• [Your goal]:
Filter the records below for the word "Λεπτά". Keep each line that has it.

(Input data begins)

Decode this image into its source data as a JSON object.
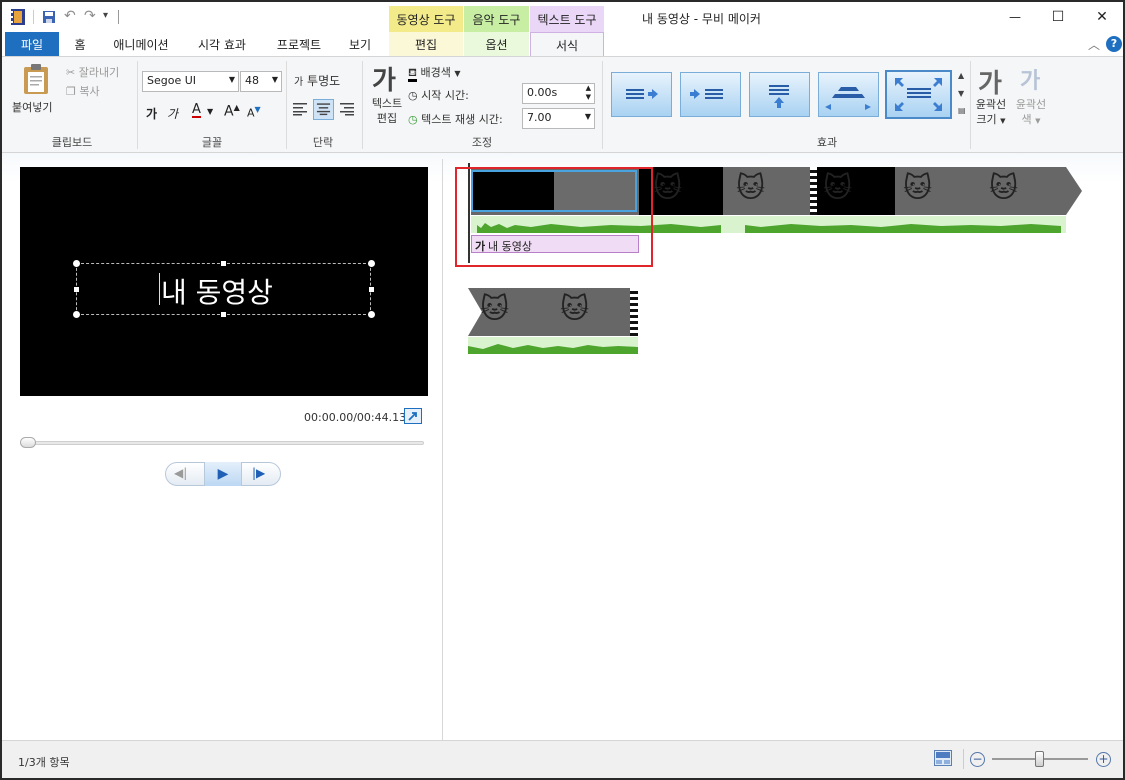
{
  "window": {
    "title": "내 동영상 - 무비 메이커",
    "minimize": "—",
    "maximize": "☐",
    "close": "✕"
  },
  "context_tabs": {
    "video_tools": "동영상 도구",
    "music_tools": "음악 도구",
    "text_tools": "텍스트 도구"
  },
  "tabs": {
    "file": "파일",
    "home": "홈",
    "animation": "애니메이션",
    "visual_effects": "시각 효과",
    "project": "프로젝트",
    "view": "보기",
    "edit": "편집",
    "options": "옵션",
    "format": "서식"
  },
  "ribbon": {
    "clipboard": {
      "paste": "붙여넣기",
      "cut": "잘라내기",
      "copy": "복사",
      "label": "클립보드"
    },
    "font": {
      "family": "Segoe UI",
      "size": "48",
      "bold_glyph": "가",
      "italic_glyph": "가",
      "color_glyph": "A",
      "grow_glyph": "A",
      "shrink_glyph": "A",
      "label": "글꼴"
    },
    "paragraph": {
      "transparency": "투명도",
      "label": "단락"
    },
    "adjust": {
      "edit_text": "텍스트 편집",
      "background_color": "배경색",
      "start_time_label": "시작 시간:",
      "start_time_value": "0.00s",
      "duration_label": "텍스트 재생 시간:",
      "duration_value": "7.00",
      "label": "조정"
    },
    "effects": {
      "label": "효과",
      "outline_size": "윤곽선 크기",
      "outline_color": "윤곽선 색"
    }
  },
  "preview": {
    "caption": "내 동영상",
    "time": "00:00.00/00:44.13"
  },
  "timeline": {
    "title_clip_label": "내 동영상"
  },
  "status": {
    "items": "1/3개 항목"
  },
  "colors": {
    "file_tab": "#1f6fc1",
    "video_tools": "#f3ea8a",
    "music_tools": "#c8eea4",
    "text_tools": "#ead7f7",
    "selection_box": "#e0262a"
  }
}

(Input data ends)
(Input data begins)

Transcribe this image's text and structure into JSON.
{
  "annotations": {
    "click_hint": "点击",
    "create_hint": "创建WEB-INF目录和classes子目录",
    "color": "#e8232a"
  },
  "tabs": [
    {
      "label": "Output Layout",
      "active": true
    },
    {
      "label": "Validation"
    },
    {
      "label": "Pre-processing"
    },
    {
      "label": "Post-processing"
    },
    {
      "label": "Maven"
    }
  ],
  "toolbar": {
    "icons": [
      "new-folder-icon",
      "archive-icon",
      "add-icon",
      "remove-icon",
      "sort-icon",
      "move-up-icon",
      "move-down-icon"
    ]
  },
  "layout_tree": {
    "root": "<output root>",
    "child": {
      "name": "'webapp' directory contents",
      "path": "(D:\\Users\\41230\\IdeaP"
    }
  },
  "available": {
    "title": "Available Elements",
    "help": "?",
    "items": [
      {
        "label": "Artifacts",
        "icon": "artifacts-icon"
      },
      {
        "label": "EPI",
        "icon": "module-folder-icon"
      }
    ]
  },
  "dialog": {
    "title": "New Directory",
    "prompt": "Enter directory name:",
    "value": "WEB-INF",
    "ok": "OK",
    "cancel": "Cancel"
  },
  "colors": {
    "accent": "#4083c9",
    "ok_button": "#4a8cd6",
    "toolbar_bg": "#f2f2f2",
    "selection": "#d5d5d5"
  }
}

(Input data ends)
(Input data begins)

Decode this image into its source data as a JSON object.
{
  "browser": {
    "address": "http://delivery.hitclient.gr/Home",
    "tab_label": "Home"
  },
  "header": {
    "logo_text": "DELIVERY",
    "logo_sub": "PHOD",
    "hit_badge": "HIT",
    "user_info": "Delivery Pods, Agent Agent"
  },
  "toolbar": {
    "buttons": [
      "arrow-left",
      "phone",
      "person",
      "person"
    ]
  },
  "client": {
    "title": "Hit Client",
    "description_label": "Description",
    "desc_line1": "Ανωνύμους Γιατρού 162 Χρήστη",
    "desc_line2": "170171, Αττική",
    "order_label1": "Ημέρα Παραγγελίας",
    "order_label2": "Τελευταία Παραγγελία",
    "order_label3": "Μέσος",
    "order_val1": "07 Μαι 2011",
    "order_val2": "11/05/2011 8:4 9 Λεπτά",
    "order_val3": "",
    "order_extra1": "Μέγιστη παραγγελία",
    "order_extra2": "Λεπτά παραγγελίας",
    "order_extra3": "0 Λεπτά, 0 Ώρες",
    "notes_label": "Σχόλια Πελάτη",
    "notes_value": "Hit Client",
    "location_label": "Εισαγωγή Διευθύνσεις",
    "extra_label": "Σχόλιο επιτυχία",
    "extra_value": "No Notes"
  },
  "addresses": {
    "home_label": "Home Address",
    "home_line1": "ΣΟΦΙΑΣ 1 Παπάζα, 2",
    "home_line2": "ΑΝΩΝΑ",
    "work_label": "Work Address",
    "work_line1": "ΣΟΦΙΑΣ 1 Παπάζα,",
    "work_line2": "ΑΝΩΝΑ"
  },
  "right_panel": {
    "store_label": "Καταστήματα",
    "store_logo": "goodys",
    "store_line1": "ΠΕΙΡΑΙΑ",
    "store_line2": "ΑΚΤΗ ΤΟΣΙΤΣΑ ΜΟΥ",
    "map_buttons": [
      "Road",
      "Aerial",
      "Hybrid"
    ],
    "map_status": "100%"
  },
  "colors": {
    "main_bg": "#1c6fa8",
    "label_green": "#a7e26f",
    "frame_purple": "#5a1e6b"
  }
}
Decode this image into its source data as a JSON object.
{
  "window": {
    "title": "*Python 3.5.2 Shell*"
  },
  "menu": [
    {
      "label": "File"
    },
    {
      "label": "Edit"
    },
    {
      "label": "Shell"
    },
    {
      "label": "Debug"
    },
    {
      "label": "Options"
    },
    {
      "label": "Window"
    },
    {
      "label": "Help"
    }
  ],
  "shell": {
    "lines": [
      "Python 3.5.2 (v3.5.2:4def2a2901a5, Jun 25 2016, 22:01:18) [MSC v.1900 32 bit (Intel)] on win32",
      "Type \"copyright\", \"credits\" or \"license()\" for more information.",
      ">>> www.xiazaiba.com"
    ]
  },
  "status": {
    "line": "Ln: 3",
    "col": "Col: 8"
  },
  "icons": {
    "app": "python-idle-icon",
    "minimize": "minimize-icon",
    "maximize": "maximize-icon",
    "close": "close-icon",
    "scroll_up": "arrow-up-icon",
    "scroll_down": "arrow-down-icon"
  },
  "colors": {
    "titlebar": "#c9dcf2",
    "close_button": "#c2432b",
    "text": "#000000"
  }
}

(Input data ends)

• [Reply to the task]:
    "order_val2": "11/05/2011 8:4 9 Λεπτά",
    "order_extra2": "Λεπτά παραγγελίας",
    "order_extra3": "0 Λεπτά, 0 Ώρες",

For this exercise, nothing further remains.